With summer approaching, people want to tackle that bronze glowing tan as quick as possible.  But is appearance more important than your life?

Melanoma is the most dangerous form of skin cancer, these cancerous growths develop when unrepaired DNA damage to skin cells (most often caused by ultraviolet radiation from sunshine or tanning beds) triggers mutations (genetic defects) that lead the skin cells to multiply rapidly and form malignant tumors. These tumors originate in the pigment-producing melanocytes in the basal layer of the epidermis. Melanomas often resemble moles; some develop from moles. The majority of melanomas are black or brown, but they can also be skin-colored, pink, red, purple, blue or white. Melanoma is caused mainly by intense, occasional UV exposure (frequently leading to sunburn), especially in those who are genetically predisposed to the disease. Melanoma kills an estimated 10,130 people in the US annually.


UC Merced has been working on drugs that may combat Melanoma.

(Courtesy article from UC Merced)

UC Merced’s Fabian V. Filipp identifies a genetic activation common to one-fifth of melanoma patients and shows that a drug known to inhibit that gene could help suppress tumor generation.

Quick Facts:
• A research team led by UC Merced Professor Fabian V. Filipp has identified a drug that could be effective in battling melanoma.
• The drug suppresses the EZH2 gene, which can silence other genes that suppress tumor generation.
• Big genomic data and development of systems biology tools are providing new avenues for the rapid progress of cancer research and personalized medicine.

From left, researchers Jessamy Tiffen, Stuart J. Gallagher and Fabian Filipp

From left, researchers Jessamy Tiffen, Stuart J. Gallagher and Fabian Filipp

Less than a year after mapping the genetic landscape of melanoma, a researcher from the University of California, Merced, has identified a drug that could be effective in battling the deadly skin cancer.

UC Merced Professor Fabian V. Filipp Opens a New Window. led a team of researchers on the new project, the results of which were published today Opens a New Window. (Feb. 29) in the journal Neoplasia.

Filipp’s previous study Opens a New Window. used data from The Cancer Genome Atlas — which includes DNA sequences from 471 melanoma patients and more than 12,000 cancer genomes — to find patterns of genetic changes that give rise to melanoma tumors.

In their new study, Filipp and his team used that same data set to identify a genetic mutation — specifically, the activation or amplification of the gene EZH2 — that silences not only genes that suppress tumor generation, but also cell surface molecules that help the immune system recognize tumors.

Lab work then showed that a drug known to inhibit EZH2 can have downstream impacts that are beneficial to a substantial portion of melanoma patients.

We found that the EZH2 gene was activated in about every fifth melanoma genome,” Filipp said. “Our research indicates that inhibition of EZH2 is a promising therapeutic avenue for those patients.”

The next step will be to test the EZH2 inhibitor drug, known as GSK126, in clinical trials to positively confirm any therapeutic effects, Filipp said.
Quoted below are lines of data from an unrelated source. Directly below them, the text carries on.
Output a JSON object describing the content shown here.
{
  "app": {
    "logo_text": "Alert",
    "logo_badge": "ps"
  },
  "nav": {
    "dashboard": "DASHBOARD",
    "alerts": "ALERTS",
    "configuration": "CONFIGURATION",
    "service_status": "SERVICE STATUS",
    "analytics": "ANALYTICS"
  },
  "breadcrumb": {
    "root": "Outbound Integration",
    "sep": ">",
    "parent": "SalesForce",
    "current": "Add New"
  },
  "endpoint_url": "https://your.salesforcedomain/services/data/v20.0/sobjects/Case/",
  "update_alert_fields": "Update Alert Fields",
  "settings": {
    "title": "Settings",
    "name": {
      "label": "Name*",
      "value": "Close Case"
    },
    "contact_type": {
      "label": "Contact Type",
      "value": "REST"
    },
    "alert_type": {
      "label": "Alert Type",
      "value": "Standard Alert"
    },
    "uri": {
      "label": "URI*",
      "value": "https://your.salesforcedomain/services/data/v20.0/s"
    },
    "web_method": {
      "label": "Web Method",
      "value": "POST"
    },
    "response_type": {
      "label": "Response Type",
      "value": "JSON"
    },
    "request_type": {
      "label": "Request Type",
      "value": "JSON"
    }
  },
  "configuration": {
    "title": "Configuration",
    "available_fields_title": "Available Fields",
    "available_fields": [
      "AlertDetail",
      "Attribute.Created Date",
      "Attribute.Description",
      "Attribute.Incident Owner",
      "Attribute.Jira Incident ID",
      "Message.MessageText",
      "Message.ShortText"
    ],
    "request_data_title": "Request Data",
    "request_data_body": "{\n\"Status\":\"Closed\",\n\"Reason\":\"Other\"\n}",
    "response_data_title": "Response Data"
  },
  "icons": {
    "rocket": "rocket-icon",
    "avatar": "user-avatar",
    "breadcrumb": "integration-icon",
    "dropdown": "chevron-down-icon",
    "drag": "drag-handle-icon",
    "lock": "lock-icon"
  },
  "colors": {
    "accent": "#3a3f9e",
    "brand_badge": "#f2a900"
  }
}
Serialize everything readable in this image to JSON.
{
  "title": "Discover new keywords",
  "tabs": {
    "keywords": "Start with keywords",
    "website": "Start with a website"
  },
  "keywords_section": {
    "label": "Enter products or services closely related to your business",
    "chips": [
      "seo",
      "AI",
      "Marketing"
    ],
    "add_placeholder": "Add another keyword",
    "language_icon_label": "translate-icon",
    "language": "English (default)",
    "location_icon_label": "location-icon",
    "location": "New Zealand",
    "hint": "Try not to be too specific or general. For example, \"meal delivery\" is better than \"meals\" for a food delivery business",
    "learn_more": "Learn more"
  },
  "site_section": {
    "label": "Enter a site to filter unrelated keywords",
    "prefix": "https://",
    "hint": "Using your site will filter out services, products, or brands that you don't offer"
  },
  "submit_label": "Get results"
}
If successful, Filipp and his team will have made a major step toward a better understanding of cancer and how to treat it.

The availability of big genomic data — and the development of systems biology tools to quickly analyze responses in biological networks — is providing new avenues for the rapid progress of cancer research and personalized medicine. Filipp’s methods could be used to identify genetic mutations related to other types of cancer, and then to find drugs that work against those mutations and prevent or inhibit tumor development.
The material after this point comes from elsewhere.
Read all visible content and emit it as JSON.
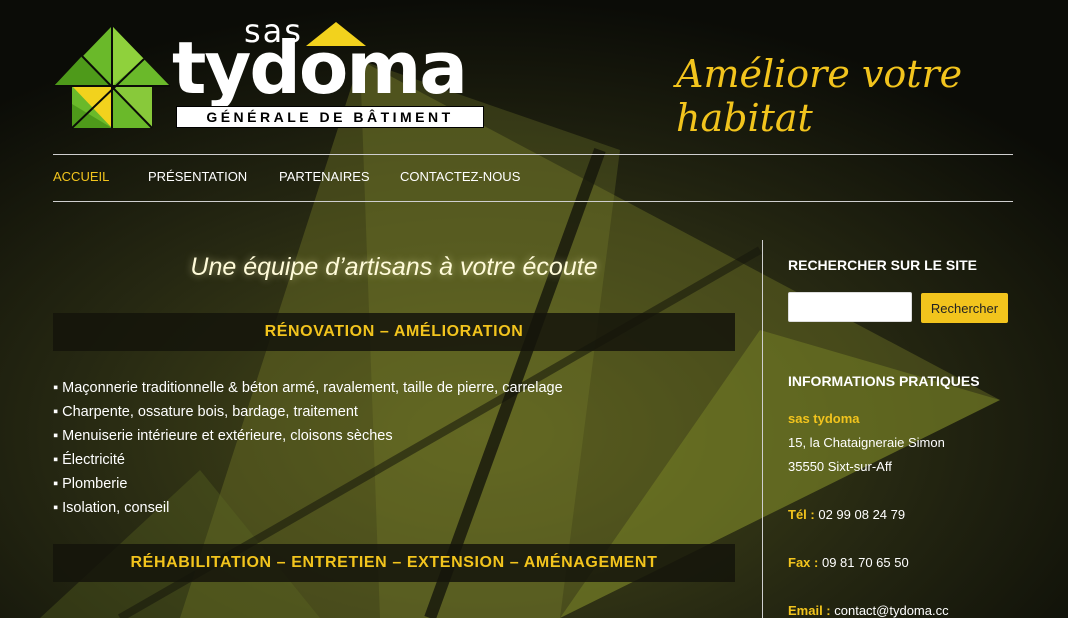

The future of cancer research is here,” Filipp said. “In time, it’s possible that doctors will be able to scan a patient’s DNA and quickly identify both the specific type of cancer the person has developed and the best drugs to fight it.”
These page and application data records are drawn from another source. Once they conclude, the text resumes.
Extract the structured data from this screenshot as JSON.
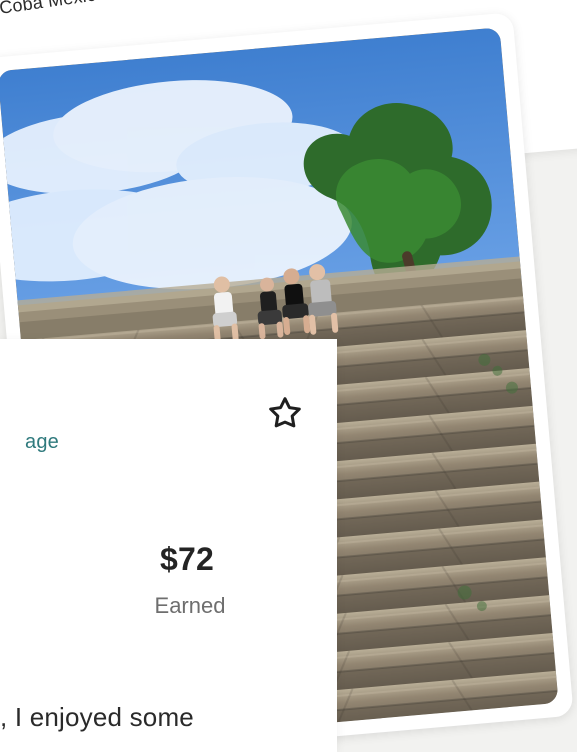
{
  "location_caption": "Coba Mexico",
  "overlay": {
    "language_link": "age",
    "earned": {
      "amount": "$72",
      "label": "Earned"
    },
    "body_snippet": ", I enjoyed some"
  },
  "icons": {
    "favorite": "star-outline-icon"
  },
  "colors": {
    "link_teal": "#2f7a7d",
    "text_dark": "#242424",
    "text_muted": "#6e6e6e",
    "card_bg": "#ffffff",
    "sky_blue": "#4a86d2",
    "stone_tan": "#8f846f"
  }
}
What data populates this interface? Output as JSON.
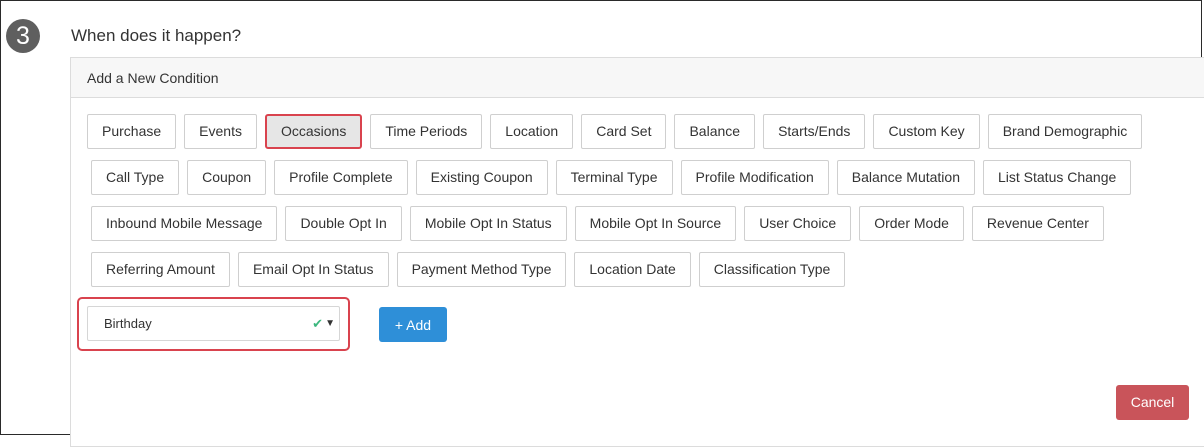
{
  "step": {
    "number": "3",
    "title": "When does it happen?"
  },
  "panel": {
    "header": "Add a New Condition"
  },
  "condition_types": {
    "row1": [
      "Purchase",
      "Events",
      "Occasions",
      "Time Periods",
      "Location",
      "Card Set",
      "Balance",
      "Starts/Ends",
      "Custom Key",
      "Brand Demographic"
    ],
    "row2": [
      "Call Type",
      "Coupon",
      "Profile Complete",
      "Existing Coupon",
      "Terminal Type",
      "Profile Modification",
      "Balance Mutation",
      "List Status Change"
    ],
    "row3": [
      "Inbound Mobile Message",
      "Double Opt In",
      "Mobile Opt In Status",
      "Mobile Opt In Source",
      "User Choice",
      "Order Mode",
      "Revenue Center"
    ],
    "row4": [
      "Referring Amount",
      "Email Opt In Status",
      "Payment Method Type",
      "Location Date",
      "Classification Type"
    ],
    "selected": "Occasions"
  },
  "occasion_select": {
    "value": "Birthday",
    "check_icon": "check-icon",
    "chevron_icon": "chevron-down-icon"
  },
  "buttons": {
    "add": "+ Add",
    "cancel": "Cancel"
  },
  "colors": {
    "highlight": "#d9434e",
    "primary": "#2e8fd8",
    "danger": "#c9545a",
    "check": "#3cb77e"
  }
}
Filipp’s co-authors on the study were melanoma experts Jessamy Tiffen, Stuart J. Gallagher and Peter Hersey, from the Centenary Institute at the University of Sydney in Australia, and UC Merced graduate student Stephen Wilson. Tiffen and Gallagher visited UC Merced in November for a day of meetings and lectures.

Filipp, an affiliate of UC Merced’s School of Natural Sciences Opens a New Window. and Health Sciences Research Institute Opens a New Window. , recently received the 2016 Medrano Young Investigator Award from the PanAmerican Society for Pigment Cell Research Opens a New Window. for his accomplishments in research on melanoma biology, the strength of his research program and his impact as a role model and mentor.